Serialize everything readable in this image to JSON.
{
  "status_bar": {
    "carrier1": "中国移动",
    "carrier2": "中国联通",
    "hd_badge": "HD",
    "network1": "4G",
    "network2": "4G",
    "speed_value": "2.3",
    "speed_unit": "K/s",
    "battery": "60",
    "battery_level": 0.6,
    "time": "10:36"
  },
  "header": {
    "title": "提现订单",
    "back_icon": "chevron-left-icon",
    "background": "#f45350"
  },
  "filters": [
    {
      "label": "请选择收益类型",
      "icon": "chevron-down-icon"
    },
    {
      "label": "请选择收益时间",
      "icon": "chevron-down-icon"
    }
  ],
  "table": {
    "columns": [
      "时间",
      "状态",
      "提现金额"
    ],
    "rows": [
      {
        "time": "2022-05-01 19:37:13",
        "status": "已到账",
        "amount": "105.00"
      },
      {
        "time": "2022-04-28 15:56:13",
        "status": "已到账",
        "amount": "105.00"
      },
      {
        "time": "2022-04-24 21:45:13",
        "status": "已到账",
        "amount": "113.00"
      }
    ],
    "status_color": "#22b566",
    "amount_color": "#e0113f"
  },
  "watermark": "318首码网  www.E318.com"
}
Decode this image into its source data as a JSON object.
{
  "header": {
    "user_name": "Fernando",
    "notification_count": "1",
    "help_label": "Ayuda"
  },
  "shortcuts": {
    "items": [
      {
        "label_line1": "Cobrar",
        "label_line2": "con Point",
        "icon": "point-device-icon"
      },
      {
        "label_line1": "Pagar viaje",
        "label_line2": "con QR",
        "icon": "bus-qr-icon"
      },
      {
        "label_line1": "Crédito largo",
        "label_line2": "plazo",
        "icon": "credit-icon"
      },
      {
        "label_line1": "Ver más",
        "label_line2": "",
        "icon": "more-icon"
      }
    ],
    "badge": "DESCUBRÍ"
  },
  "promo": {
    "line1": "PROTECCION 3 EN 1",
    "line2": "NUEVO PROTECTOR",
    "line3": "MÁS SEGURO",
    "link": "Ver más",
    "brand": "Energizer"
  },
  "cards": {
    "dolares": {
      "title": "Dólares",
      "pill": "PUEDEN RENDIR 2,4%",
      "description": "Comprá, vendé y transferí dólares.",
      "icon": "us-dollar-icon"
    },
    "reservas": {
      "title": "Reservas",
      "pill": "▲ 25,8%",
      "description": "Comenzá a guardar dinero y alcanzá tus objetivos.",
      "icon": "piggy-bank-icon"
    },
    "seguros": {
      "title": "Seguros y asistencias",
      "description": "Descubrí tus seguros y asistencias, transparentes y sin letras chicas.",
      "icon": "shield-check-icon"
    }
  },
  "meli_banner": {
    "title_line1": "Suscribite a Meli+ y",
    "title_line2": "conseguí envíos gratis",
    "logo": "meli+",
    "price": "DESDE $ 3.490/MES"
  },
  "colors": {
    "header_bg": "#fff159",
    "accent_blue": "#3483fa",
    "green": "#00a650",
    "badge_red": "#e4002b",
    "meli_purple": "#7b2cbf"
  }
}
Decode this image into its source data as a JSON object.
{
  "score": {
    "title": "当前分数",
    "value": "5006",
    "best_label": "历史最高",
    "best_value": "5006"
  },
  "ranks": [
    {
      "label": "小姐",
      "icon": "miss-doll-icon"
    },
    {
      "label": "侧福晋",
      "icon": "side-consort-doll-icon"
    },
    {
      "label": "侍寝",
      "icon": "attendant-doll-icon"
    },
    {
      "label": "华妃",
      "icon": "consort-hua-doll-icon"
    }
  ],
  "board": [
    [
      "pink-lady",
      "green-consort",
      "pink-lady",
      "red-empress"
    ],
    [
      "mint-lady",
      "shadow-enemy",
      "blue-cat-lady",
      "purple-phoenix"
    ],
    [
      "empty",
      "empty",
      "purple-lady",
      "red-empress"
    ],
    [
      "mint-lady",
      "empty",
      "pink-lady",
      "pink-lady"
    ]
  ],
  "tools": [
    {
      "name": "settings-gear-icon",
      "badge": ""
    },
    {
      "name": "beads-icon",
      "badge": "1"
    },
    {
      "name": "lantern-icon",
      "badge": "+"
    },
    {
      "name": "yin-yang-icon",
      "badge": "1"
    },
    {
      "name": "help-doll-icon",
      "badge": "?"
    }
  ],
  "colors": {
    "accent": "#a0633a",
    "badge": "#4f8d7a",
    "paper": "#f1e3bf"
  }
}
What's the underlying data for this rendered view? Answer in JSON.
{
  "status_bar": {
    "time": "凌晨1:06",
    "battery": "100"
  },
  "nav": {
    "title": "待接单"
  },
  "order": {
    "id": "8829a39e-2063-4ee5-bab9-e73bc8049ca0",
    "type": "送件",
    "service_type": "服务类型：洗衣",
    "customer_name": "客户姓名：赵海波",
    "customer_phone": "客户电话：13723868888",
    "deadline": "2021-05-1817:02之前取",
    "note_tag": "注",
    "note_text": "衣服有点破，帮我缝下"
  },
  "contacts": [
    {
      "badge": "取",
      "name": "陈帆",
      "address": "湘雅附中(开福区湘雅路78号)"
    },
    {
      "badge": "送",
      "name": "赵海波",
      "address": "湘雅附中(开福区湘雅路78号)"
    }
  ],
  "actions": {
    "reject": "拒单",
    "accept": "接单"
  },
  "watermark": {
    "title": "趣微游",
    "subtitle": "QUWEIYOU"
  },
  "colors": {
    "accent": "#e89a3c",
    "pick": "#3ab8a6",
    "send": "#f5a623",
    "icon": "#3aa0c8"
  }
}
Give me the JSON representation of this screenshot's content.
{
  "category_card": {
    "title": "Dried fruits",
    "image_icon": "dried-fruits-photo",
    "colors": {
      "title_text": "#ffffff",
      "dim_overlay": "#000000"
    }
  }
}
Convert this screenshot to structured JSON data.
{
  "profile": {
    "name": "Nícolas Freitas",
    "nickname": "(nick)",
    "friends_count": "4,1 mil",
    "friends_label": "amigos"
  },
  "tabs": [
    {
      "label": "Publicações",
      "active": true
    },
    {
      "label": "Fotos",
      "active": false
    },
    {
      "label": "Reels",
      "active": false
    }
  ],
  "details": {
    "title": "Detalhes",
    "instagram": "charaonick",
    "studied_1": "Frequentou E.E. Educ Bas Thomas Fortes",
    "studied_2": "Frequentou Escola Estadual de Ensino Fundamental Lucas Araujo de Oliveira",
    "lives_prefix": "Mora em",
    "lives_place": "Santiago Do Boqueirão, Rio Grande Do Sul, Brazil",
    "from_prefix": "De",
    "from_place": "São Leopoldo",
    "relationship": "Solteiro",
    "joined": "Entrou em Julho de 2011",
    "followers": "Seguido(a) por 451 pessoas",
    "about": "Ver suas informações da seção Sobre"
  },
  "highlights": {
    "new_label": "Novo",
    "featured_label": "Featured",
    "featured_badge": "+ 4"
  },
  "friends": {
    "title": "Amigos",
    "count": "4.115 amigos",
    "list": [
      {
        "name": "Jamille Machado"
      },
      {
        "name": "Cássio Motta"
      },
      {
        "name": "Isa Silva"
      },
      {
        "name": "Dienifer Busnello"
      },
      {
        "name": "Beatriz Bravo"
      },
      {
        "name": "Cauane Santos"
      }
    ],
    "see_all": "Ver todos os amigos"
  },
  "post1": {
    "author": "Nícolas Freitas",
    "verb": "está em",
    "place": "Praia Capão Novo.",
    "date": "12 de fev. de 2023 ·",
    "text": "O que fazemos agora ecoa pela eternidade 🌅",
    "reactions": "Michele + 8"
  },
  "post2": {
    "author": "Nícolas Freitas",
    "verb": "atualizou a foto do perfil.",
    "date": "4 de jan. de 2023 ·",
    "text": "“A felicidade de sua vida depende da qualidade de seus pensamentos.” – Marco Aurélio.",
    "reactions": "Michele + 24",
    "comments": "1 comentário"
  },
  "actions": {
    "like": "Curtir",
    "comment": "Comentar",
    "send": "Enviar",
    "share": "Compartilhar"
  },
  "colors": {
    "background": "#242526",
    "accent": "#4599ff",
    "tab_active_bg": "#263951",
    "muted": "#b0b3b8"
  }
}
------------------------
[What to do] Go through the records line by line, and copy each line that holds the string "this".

[Answer below]
Serialize everything readable in this image to JSON.
Decode this image into its source data as a JSON object.
Decode this image into its source data as a JSON object.
What's the underlying data for this rendered view? Answer in JSON.
Give me the JSON representation of this screenshot's content.
Convert this screenshot to structured JSON data.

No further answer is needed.